◆ Exercise goal: Collect every line of the records below that contains the word "date".

◆ Supplied material:
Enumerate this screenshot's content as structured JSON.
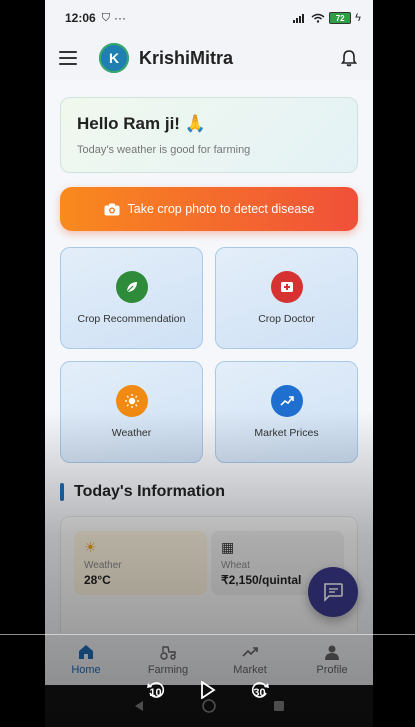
{
  "status_bar": {
    "time": "12:06",
    "battery": "72"
  },
  "app_bar": {
    "avatar_letter": "K",
    "title": "KrishiMitra"
  },
  "greeting": {
    "title": "Hello Ram ji! 🙏",
    "subtitle": "Today's weather is good for farming"
  },
  "cta": {
    "label": "Take crop photo to detect disease"
  },
  "tiles": [
    {
      "label": "Crop Recommendation",
      "icon": "leaf-icon",
      "color": "#2e8b3a"
    },
    {
      "label": "Crop Doctor",
      "icon": "medical-kit-icon",
      "color": "#d63232"
    },
    {
      "label": "Weather",
      "icon": "sun-icon",
      "color": "#f08a12"
    },
    {
      "label": "Market Prices",
      "icon": "trending-up-icon",
      "color": "#1f6fd0"
    }
  ],
  "section": {
    "title": "Today's Information"
  },
  "info": [
    {
      "label": "Weather",
      "value": "28°C",
      "icon": "sun-icon"
    },
    {
      "label": "Wheat",
      "value": "₹2,150/quintal",
      "icon": "grain-icon"
    }
  ],
  "bottom_nav": [
    {
      "label": "Home",
      "active": true
    },
    {
      "label": "Farming",
      "active": false
    },
    {
      "label": "Market",
      "active": false
    },
    {
      "label": "Profile",
      "active": false
    }
  ],
  "video_controls": {
    "rewind": "10",
    "forward": "30"
  }
}
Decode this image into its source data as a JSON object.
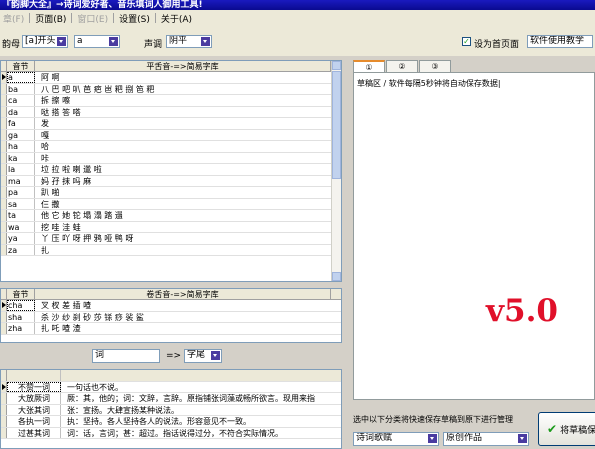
{
  "window": {
    "title": "『韵脚大全』→诗词爱好者、音乐填词人御用工具!"
  },
  "menu": [
    {
      "label": "章(F)",
      "enabled": false
    },
    {
      "label": "页面(B)",
      "enabled": true
    },
    {
      "label": "窗口(E)",
      "enabled": false
    },
    {
      "label": "设置(S)",
      "enabled": true
    },
    {
      "label": "关于(A)",
      "enabled": true
    }
  ],
  "toolbar": {
    "yunmu_label": "韵母",
    "filter_value": "[a]开头",
    "letter_value": "a",
    "tone_label": "声调",
    "tone_value": "阴平",
    "homepage_label": "设为首页面",
    "homepage_checked": true,
    "help_label": "软件使用教学"
  },
  "upper_grid": {
    "headers": [
      "音节",
      "平舌音-=>简易字库"
    ],
    "rows": [
      {
        "syllable": "a",
        "chars": "阿 啊",
        "selected": true
      },
      {
        "syllable": "ba",
        "chars": "八 巴 吧 叭 芭 疤 岜 粑 捌 笆 粑"
      },
      {
        "syllable": "ca",
        "chars": "拆 擦 嚓"
      },
      {
        "syllable": "da",
        "chars": "哒 搭 答 嗒"
      },
      {
        "syllable": "fa",
        "chars": "发"
      },
      {
        "syllable": "ga",
        "chars": "嘎"
      },
      {
        "syllable": "ha",
        "chars": "哈"
      },
      {
        "syllable": "ka",
        "chars": "咔"
      },
      {
        "syllable": "la",
        "chars": "垃 拉 啦 喇 邋 啦"
      },
      {
        "syllable": "ma",
        "chars": "妈 孖 抹 吗 麻"
      },
      {
        "syllable": "pa",
        "chars": "趴 啪"
      },
      {
        "syllable": "sa",
        "chars": "仨 撒"
      },
      {
        "syllable": "ta",
        "chars": "他 它 她 铊 塌 溻 踏 遢"
      },
      {
        "syllable": "wa",
        "chars": "挖 哇 洼 蛙"
      },
      {
        "syllable": "ya",
        "chars": "丫 压 吖 呀 押 鸦 哑 鸭 呀"
      },
      {
        "syllable": "za",
        "chars": "扎"
      }
    ]
  },
  "middle_grid": {
    "headers": [
      "音节",
      "卷舌音-=>简易字库"
    ],
    "rows": [
      {
        "syllable": "cha",
        "chars": "叉 杈 差 插 喳",
        "selected": true
      },
      {
        "syllable": "sha",
        "chars": "杀 沙 纱 刹 砂 莎 铩 痧 裟 鲨"
      },
      {
        "syllable": "zha",
        "chars": "扎 吒 喳 渣"
      }
    ]
  },
  "search": {
    "query": "词",
    "arrow": "=>",
    "mode_value": "字尾"
  },
  "lower_grid": {
    "rows": [
      {
        "word": "",
        "meaning": ""
      },
      {
        "word": "不赞一词",
        "meaning": "一句话也不说。"
      },
      {
        "word": "大放厥词",
        "meaning": "厥：其，他的；词：文辞，言辞。原指铺张词藻或畅所欲言。现用来指"
      },
      {
        "word": "大张其词",
        "meaning": "张：宣扬。大肆宣扬某种说法。"
      },
      {
        "word": "各执一词",
        "meaning": "执：坚持。各人坚持各人的说法。形容意见不一致。"
      },
      {
        "word": "过甚其词",
        "meaning": "词：话，言词；甚：超过。指话说得过分，不符合实际情况。"
      }
    ]
  },
  "right_panel": {
    "tabs": [
      "①",
      "②",
      "③"
    ],
    "active_tab": 0,
    "draft_text": "草稿区 / 软件每隔5秒钟将自动保存数据|",
    "version_text": "v5.0",
    "save_prompt": "选中以下分类将快速保存草稿到原下进行管理",
    "category_value": "诗词歌赋",
    "type_value": "原创作品",
    "save_button_label": "将草稿保存"
  },
  "colors": {
    "title_bar": "#0a0a90",
    "version_red": "#e0102a",
    "tab_accent": "#e68b2c",
    "combo_arrow": "#4a3ba0"
  }
}
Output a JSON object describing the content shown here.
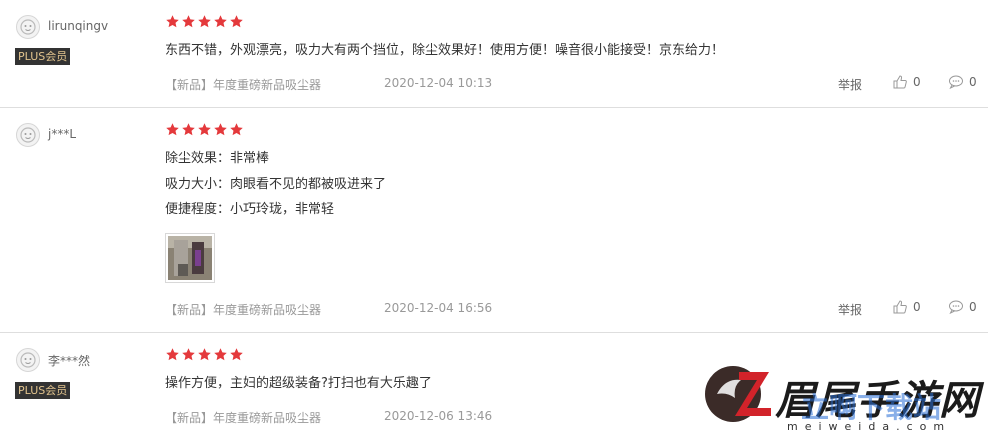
{
  "reviews": [
    {
      "username": "lirunqingv",
      "badge": "PLUS会员",
      "lines": [
        "东西不错，外观漂亮，吸力大有两个挡位，除尘效果好！使用方便！噪音很小能接受！京东给力！"
      ],
      "product": "【新品】年度重磅新品吸尘器",
      "date": "2020-12-04 10:13",
      "report": "举报",
      "likes": "0",
      "comments": "0"
    },
    {
      "username": "j***L",
      "lines": [
        "除尘效果：非常棒",
        "吸力大小：肉眼看不见的都被吸进来了",
        "便捷程度：小巧玲珑，非常轻"
      ],
      "product": "【新品】年度重磅新品吸尘器",
      "date": "2020-12-04 16:56",
      "report": "举报",
      "likes": "0",
      "comments": "0"
    },
    {
      "username": "李***然",
      "badge": "PLUS会员",
      "lines": [
        "操作方便，主妇的超级装备?打扫也有大乐趣了"
      ],
      "product": "【新品】年度重磅新品吸尘器",
      "date": "2020-12-06 13:46"
    }
  ],
  "watermark": {
    "title": "眉尾手游网",
    "overlay": "立啊下载站",
    "url": "meiweida.com"
  },
  "colors": {
    "star": "#e4393c",
    "badge_bg": "#333333",
    "badge_text": "#e2c48e"
  }
}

◆ Exercise response:
      "date": "2020-12-04 10:13",
      "date": "2020-12-04 16:56",
      "date": "2020-12-06 13:46"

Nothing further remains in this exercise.